The New Statesman asked various people what God means to them. What does it mean to you?
The campaign was the idea of comedy writer Ariane Sherine, who’d seen some Christian bus ads with a link to a website with an unpleasant message. How unpleasant? Judge for yourself. I especially dislike the bit about God’s wrath if you reject him –
You will be condemned to everlasting separation from God and then you spend all eternity in torment in hell. Jesus spoke about this as a lake of fire which was prepared for the devil and all his angels (demonic spirits) (Matthew 25: 41).
It’s staggering that people who can walk and talk and (presumably) tie their own shoelaces still believe in fire and brimstone in 2009.
A few years ago, while visiting a local high school, one of the girls told me that her little sister had been told that their parents would go to hell because they were atheists. Who told her? Her primary school teacher. Did they complain? I believe they did, though I don’t know what the outcome was.
In another local primary school, a class had been doing some science about colours. The head teacher visited the classroom and was admiring a picture of a rainbow. She asked the artist where the colours came from. As the child began to explain what she’d learned about the refraction of light, the head teacher interrupted her. “No, no, no,” she said, “God did it!”
With examples like this of religious nuts imposing their beliefs on children, it’s good to know that such behaviour is generally frowned upon in state schools. Teachers who aim to make the classroom a religiously-neutral zone should be supported. However, religious bullies can make life very difficult.
In Surrey, Muslim parents who’d accused a primary school headteacher of “Islamophobia” were allowed to drive her out of her job and wreck the school’s religiously neutral ethos, while the county council “failed in its duty to protect her”, according to the High Court, who awarded £400,000 damages.
The latest issue of Gay & Lesbian Humanist magazine is now online at www.gayandlesbianhumanist.org.
With a nod to Christopher Isherwood, we say “Hello to Berlin” – the Berlin Film Festival, to be exact. Some of the mixed bag of fascinating movies that were seen there will no doubt be worth looking out for when they are shown at British film festivals, and we take a look at 21 offerings through the eyes of our man in Germany, Colin de la Motte-Sherman.
Comedians are always good for a laugh (well, so they should be). The US irreverant comedy legend George Carlin certainly is – or was. Carlin died last year, and the American Public Broadcasting Service showed a tribute to him. Thanks to videos that can be found on such sharing sites as YouTube, Carlin lives on. Our “Airings” column features one of his most hilarious performances “Religion is bullshit!”.
The latest news update from the BHA – click on “read more” for the whole bulletin.
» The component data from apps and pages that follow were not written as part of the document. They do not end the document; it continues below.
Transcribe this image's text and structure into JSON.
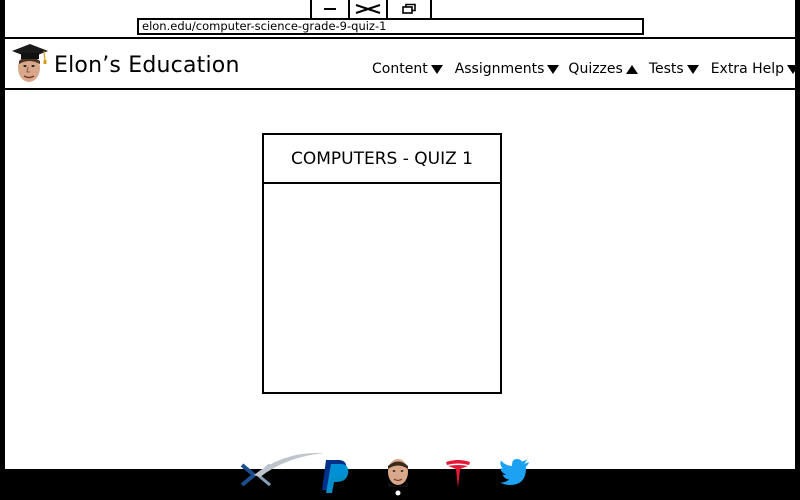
{
  "browser": {
    "url": "elon.edu/computer-science-grade-9-quiz-1",
    "controls": [
      "minimize",
      "close",
      "restore"
    ]
  },
  "header": {
    "site_title": "Elon’s Education",
    "logo_icon": "graduate-face-logo-icon",
    "nav": [
      {
        "label": "Content",
        "arrow": "down"
      },
      {
        "label": "Assignments",
        "arrow": "down"
      },
      {
        "label": "Quizzes",
        "arrow": "up"
      },
      {
        "label": "Tests",
        "arrow": "down"
      },
      {
        "label": "Extra Help",
        "arrow": "down"
      }
    ]
  },
  "main": {
    "quiz_title": "COMPUTERS - QUIZ 1"
  },
  "footer": {
    "icons": [
      "spacex-icon",
      "paypal-icon",
      "elon-face-icon",
      "tesla-icon",
      "twitter-icon"
    ]
  },
  "colors": {
    "page_bg": "#ffffff",
    "frame": "#000000",
    "paypal_dark": "#003087",
    "paypal_light": "#009cde",
    "tesla_red": "#e31937",
    "twitter_blue": "#1da1f2",
    "spacex_blue": "#1c4d8c"
  }
}
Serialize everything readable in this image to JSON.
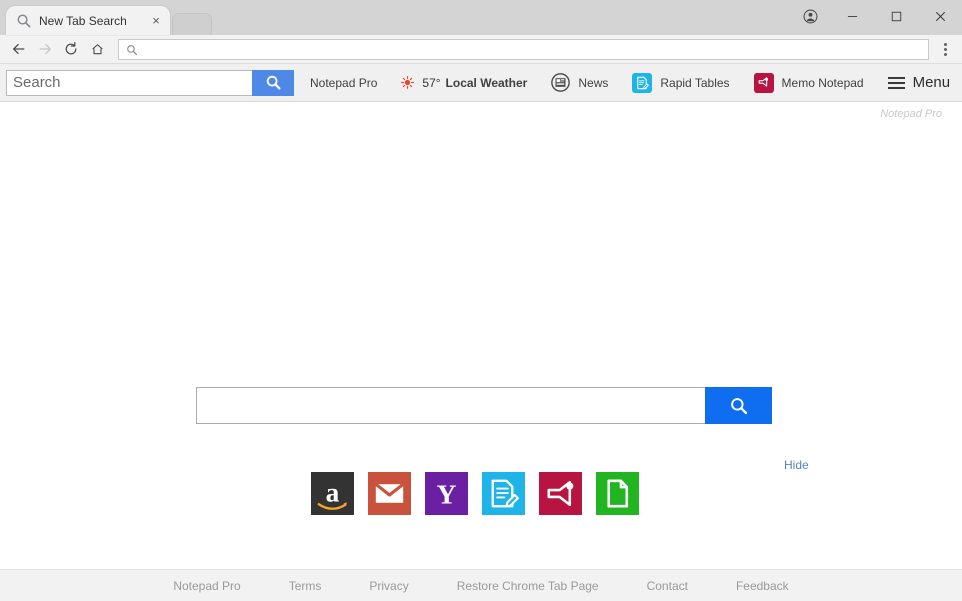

BHA meets Department of Communities and Local Government
Representatives from the BHA met with officials from the Department of Communities and Local Government on Friday to discuss Humanist involvement in their community cohesion work. This meeting was part of a follow up from the successful meeting the BHA had with Minister Sadiq Khan in February where Mr Khan agreed that humanist representatives should be involved in relevant discussions on public service delivery and cohesion initiatives. Pepper Harow, Local Campaigns Officer, explained, “All too often the department choose to work exclusively with religious groups. Initiatives such as ‘interfaith week’ as announced last week are planned and implemented without any non-religious voices being heard. This meeting is a big step in trying to change this.”
The BHA received grant funding from the Equality and Human Rights Commission for a project which aims to increase understanding of the ‘religion or belief’ equality ‘strand’. As part of this, the third in a series of conferences was held in Birmingham on 22nd January this year. We’ve previously posted a report from the Daily Mail, which misrepresented the purpose of this work.
With her permission, here is a report on the conference from Alison Rawlinson from Coventry & Warwickshire Humanists, which was published in their newsletter. Alison attended the conference with her husband Mark.